In-Plane Switching (IPS) TFTs were developed to improve on the poor viewing angle and the poor color reproduction of TN TFT panels at that time. The crystal molecules move parallel to the panel plane instead of perpendicular to it. This change reduces the amount of light scattering in the matrix, which gives IPS its characteristic wide viewing angles and good color reproduction. Because of its wide viewing angle and accurate color reproduction (with almost no off-angle color shift), IPS is widely employed in high-end monitors aimed at professional graphic artists.
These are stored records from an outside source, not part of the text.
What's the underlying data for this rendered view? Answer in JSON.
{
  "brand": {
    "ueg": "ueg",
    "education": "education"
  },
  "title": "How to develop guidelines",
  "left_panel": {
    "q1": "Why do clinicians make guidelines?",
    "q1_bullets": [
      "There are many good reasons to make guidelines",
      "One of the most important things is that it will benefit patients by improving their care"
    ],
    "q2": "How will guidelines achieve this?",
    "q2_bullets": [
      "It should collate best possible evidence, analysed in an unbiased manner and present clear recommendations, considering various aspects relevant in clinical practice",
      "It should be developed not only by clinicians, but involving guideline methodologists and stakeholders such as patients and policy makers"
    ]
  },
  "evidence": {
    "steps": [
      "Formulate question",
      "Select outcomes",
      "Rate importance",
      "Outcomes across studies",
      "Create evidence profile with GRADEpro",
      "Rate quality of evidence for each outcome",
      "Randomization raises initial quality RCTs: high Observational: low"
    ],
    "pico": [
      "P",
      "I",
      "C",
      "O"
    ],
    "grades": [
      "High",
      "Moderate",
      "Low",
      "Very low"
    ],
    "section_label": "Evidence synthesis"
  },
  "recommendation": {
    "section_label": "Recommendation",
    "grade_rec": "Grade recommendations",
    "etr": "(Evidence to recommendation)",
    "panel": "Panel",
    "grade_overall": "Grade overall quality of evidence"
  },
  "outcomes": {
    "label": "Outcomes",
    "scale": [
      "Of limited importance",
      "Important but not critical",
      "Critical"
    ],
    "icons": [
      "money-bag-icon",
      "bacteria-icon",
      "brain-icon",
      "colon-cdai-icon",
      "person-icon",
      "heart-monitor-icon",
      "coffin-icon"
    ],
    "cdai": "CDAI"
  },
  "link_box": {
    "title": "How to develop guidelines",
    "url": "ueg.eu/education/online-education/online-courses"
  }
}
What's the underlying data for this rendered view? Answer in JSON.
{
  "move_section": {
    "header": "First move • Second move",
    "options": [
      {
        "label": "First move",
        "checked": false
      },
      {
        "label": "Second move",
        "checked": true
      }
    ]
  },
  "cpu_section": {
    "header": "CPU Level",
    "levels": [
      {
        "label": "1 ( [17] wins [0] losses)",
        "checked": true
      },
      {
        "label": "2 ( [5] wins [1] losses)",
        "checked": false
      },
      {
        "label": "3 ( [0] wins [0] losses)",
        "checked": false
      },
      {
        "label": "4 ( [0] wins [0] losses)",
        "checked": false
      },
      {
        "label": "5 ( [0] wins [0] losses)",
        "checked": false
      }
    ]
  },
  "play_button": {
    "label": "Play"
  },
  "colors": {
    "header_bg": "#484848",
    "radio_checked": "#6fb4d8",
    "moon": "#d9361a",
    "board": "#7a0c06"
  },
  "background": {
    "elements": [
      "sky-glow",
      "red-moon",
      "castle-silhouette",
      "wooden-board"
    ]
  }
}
The name In-Plane Switching comes from the crystals in the cells of the IPS panel lying always in the same plane and being always parallel to the panel’s plane (if we don’t take into account the minor interference from the electrodes). When voltage is applied to a cell, the crystals of that cell all make a 90-degrees turn. By the way, an IPS panel lets the backlight pass through in its active state and shutters it in its passive state (when no voltage is applied), so if a thin-film transistor crashes, the corresponding pixel will always remain black, unlike with TN matrices.
IPS (In-Plane Switching) displays provide consistent, accurate color from all viewing angles without blur or grayscale inversion. IPS displays show clear images with fast response time, and no halo effect is produced when touched. Each pixel within an IPS type TFT consists of three sub-pixels (Red, Green and Blue). Each sub-pixel has a pair of electrodes to control the twisting of the Liquid Crystals. Unlike TN type TFTs where the electrodes are on opposing plates, the electrodes in an IPS TFT are on only one of the glass plates (i.e. in the same plane). When voltage is applied to the electrodes, all the Liquid Crystal molecules align in parallel with that plane and allow light to pass through to the polarizers and RGB color filters. In effect, TN displays force the Liquid Crystal molecules perpendicular to the glass which blocks some light from coming out at wide angles, while IPS displays keep the Liquid Crystal molecules in line to allow light through at all angles.